Occipital neuralgia and migraine headaches are often confused with each other because of similar symptoms. But treatment options vary, so receiving a proper diagnosis is important for pursuing the best course of action.
Occipital neuralgia is a condition in which the occipital nerves that run from the top of the spinal cord through the scalp become inflamed or injured. While doctors often can’t find a cause, some conditions can be linked including:
- Injury or trauma to the back of the head
- Neck tension
- Neck tumors
- Cervical disc disease
- Blood vessel inflammation
The most prevalent symptom is aching, burning or throbbing pain from the base of the neck to the scalp. It sometimes feels like a sharp electric shock. Pain can also occur on one or both sides of the head and behind the eye. Patients are often sensitive to light, have a tender scalp and experience increased pain when they move their neck.

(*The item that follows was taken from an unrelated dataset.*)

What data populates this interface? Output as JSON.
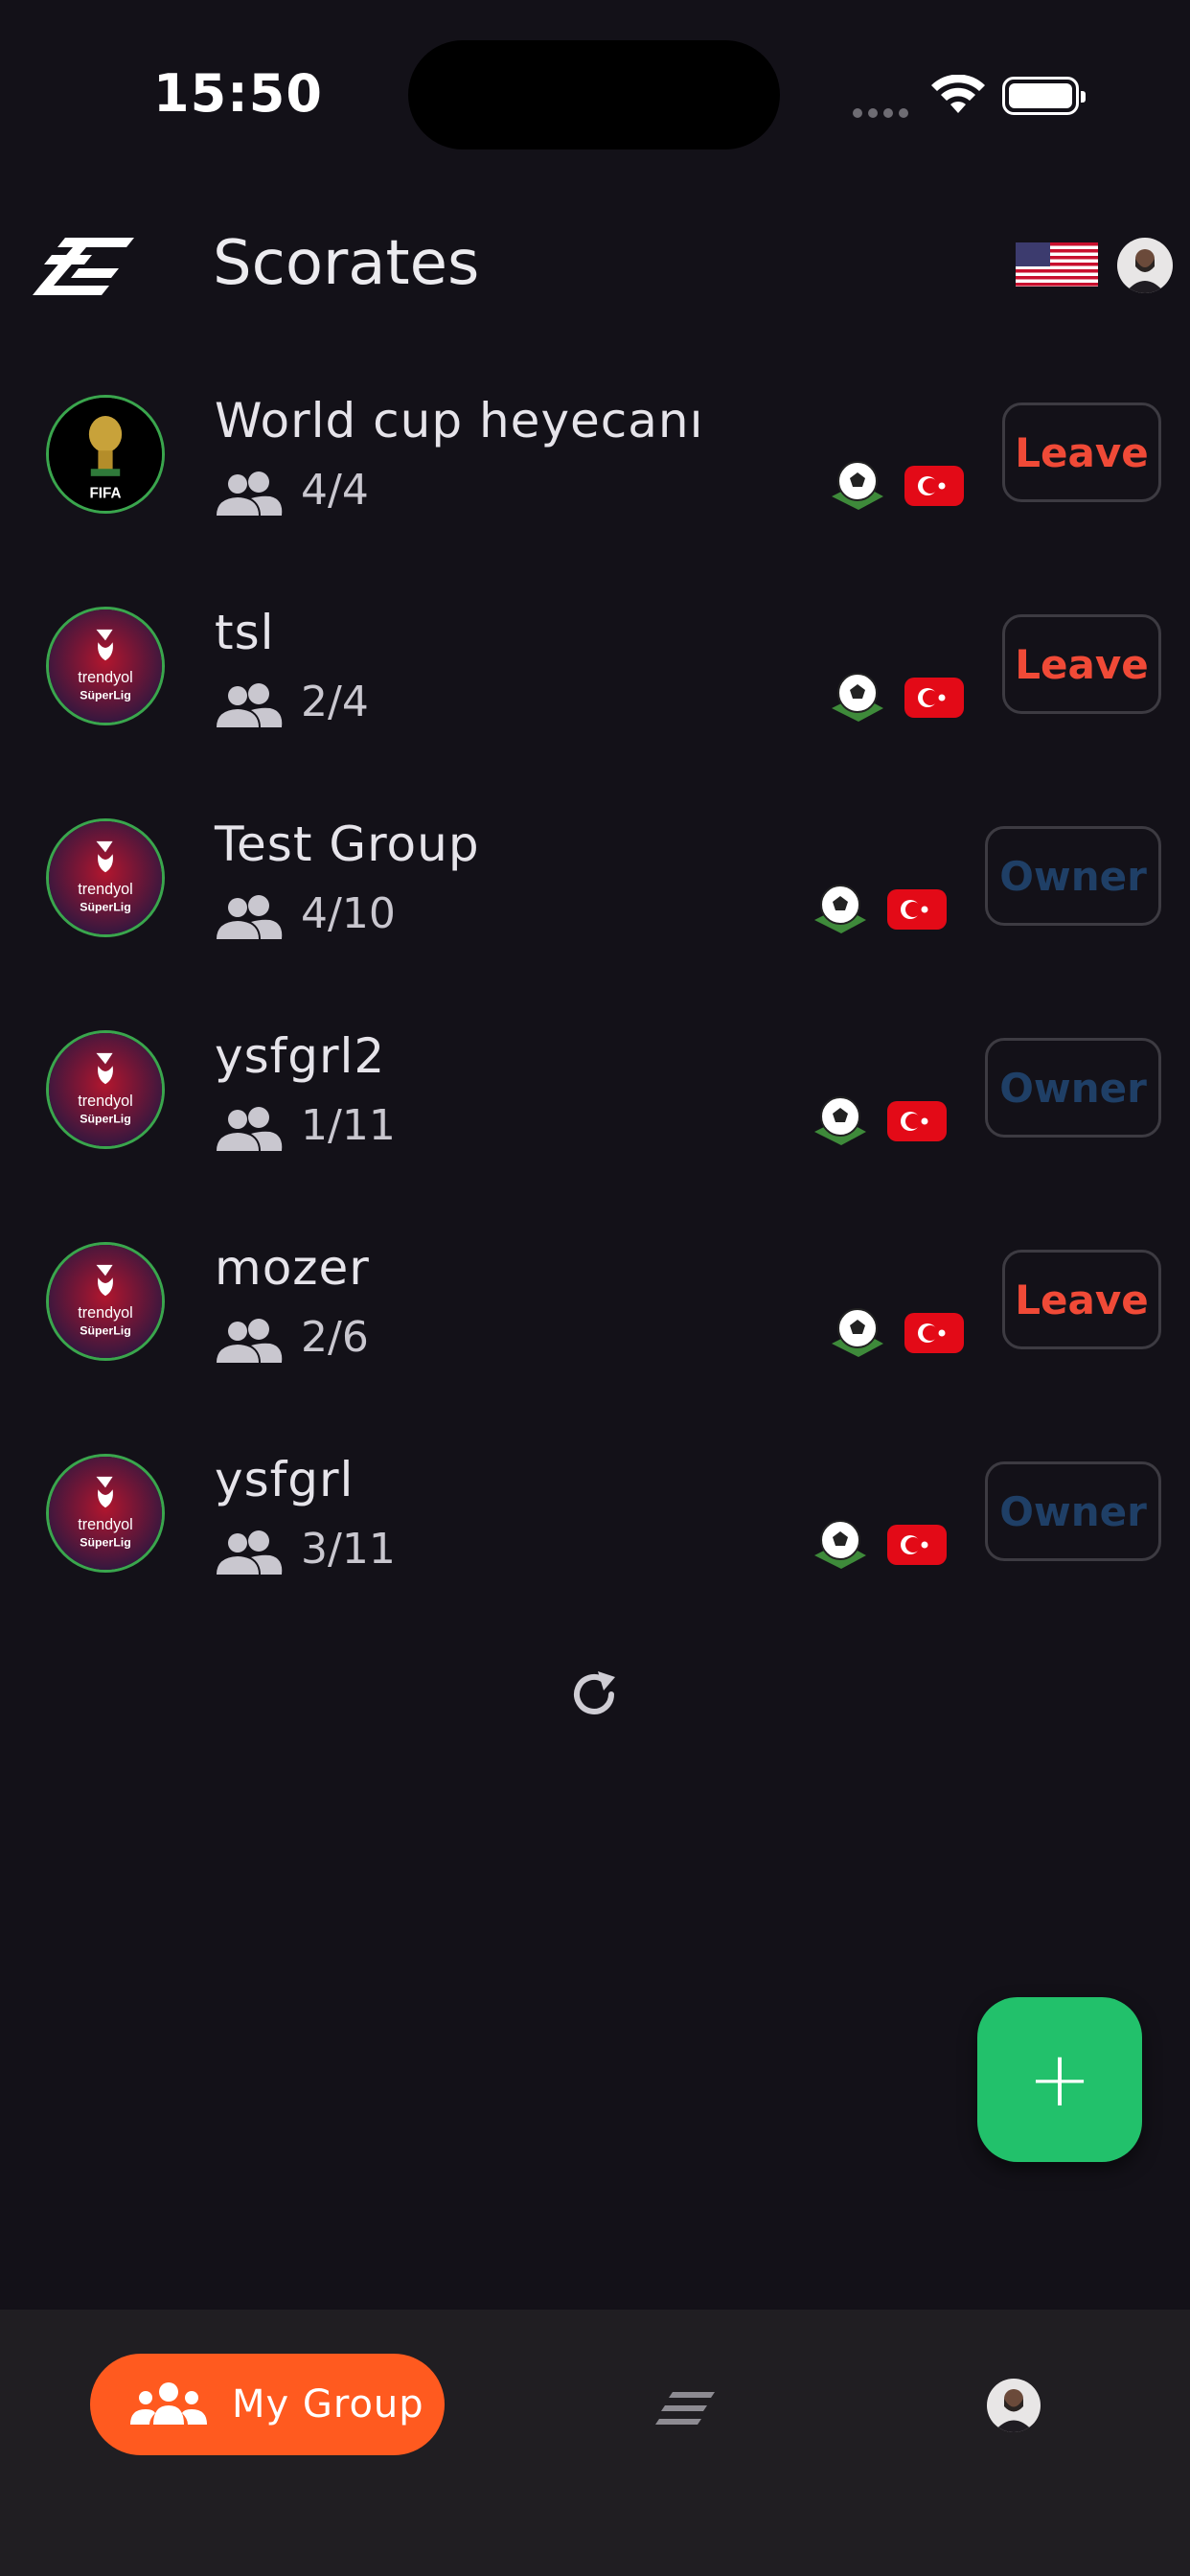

No test can specifically diagnose occipital neuralgia. A physical exam is the primary diagnostic tool where the physician presses firmly around the back of the neck to see if the pain can be replicated. A nerve block may be administered to see if there is any pain relief. If there is, occipital neuralgia is likely the cause.
Different treatment options exist to help patients cope with occipital neuralgia, from medications and physical therapy to nerve block injections. Nerve blocks can provide patients with relief for weeks to months at a time. When combined with stretching exercises, patients can resume a normal lifestyle.
If you suffer from occipital neuralgia, schedule an appointment with Piedmont Interventional Pain to discuss treatment options.